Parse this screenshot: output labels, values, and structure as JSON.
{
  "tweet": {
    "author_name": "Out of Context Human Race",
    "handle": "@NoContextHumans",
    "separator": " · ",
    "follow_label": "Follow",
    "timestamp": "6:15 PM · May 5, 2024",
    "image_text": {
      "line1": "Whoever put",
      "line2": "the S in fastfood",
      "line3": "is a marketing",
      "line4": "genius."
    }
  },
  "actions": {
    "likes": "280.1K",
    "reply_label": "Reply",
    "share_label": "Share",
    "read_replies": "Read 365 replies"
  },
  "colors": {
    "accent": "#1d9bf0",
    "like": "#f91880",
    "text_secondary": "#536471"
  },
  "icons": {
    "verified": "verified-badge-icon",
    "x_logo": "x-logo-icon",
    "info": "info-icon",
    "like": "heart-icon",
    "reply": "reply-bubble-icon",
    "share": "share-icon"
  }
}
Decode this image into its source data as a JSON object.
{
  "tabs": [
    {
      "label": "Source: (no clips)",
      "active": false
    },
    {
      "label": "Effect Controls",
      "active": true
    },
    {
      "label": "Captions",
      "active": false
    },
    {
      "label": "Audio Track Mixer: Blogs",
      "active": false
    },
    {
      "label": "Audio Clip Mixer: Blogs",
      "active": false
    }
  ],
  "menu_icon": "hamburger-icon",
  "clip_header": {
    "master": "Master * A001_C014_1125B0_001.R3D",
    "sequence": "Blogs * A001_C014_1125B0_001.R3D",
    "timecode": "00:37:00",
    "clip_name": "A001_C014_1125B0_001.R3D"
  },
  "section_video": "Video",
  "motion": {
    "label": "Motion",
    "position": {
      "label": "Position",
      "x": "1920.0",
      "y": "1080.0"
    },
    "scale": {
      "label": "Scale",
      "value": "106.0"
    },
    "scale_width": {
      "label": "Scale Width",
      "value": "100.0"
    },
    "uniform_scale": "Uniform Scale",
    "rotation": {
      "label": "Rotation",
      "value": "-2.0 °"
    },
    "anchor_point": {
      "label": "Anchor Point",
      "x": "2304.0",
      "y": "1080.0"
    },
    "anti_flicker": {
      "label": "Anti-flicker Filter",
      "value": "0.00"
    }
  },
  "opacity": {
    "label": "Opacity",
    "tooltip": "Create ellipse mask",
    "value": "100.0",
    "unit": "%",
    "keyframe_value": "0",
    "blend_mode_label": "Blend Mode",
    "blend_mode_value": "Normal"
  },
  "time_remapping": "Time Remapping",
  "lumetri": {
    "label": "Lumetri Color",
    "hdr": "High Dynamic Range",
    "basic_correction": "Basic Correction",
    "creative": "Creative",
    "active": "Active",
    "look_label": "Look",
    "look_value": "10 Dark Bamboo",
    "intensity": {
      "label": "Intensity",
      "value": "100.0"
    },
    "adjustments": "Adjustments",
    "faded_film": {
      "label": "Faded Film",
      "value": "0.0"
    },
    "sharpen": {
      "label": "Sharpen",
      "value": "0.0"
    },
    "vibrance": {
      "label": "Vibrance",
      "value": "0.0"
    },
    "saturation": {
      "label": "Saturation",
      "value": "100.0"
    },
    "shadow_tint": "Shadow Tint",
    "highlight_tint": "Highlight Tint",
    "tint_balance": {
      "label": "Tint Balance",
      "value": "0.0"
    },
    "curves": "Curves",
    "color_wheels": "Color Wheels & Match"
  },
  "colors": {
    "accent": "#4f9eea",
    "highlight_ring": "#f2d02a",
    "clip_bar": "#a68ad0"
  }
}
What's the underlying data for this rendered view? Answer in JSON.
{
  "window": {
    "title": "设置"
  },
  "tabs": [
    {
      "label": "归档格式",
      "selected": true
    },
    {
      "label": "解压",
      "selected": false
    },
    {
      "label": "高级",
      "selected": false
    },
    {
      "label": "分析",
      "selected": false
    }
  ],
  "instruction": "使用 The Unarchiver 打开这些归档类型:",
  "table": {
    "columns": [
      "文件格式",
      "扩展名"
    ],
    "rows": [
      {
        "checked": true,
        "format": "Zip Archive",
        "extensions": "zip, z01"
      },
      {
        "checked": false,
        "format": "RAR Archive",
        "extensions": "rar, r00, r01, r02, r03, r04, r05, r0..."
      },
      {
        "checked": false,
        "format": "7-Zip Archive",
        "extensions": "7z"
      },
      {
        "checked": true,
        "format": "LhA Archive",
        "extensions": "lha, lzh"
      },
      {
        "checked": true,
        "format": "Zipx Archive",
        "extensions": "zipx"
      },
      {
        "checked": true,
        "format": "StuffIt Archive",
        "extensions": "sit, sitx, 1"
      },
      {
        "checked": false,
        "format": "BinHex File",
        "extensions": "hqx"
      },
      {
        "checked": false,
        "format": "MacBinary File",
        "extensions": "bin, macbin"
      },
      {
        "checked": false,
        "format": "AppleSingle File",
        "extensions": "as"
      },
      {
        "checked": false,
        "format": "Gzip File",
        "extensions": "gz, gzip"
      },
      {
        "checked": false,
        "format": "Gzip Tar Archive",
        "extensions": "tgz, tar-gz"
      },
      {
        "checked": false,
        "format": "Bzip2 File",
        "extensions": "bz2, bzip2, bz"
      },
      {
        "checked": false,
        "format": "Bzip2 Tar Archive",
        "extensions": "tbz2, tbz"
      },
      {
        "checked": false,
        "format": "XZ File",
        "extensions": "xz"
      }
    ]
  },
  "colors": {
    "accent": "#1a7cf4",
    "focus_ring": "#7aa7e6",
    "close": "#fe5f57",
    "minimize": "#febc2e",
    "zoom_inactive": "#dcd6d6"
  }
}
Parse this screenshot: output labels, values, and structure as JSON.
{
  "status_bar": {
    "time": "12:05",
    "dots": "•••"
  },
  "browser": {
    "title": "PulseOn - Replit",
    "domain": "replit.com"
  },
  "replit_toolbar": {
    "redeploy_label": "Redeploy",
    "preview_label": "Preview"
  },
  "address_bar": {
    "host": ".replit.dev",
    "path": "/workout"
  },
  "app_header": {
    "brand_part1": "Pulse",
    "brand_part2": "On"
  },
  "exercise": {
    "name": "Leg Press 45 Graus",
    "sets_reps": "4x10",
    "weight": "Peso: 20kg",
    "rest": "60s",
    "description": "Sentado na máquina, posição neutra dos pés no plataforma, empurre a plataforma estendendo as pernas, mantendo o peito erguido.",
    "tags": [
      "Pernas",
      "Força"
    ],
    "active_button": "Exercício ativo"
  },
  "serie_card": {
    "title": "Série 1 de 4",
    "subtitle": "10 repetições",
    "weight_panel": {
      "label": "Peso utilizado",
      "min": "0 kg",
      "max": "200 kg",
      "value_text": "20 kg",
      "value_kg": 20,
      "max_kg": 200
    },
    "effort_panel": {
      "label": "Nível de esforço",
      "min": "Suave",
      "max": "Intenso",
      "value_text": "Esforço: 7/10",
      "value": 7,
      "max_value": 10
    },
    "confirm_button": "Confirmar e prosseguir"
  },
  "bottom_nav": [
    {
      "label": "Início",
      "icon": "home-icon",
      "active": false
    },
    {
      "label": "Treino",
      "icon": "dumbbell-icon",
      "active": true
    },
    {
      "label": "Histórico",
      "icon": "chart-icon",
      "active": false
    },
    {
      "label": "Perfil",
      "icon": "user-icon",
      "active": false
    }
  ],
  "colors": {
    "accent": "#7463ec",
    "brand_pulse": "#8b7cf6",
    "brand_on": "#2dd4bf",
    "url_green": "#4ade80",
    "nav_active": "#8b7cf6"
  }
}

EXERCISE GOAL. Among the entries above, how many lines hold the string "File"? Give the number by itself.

WRITTEN RESPONSE. 6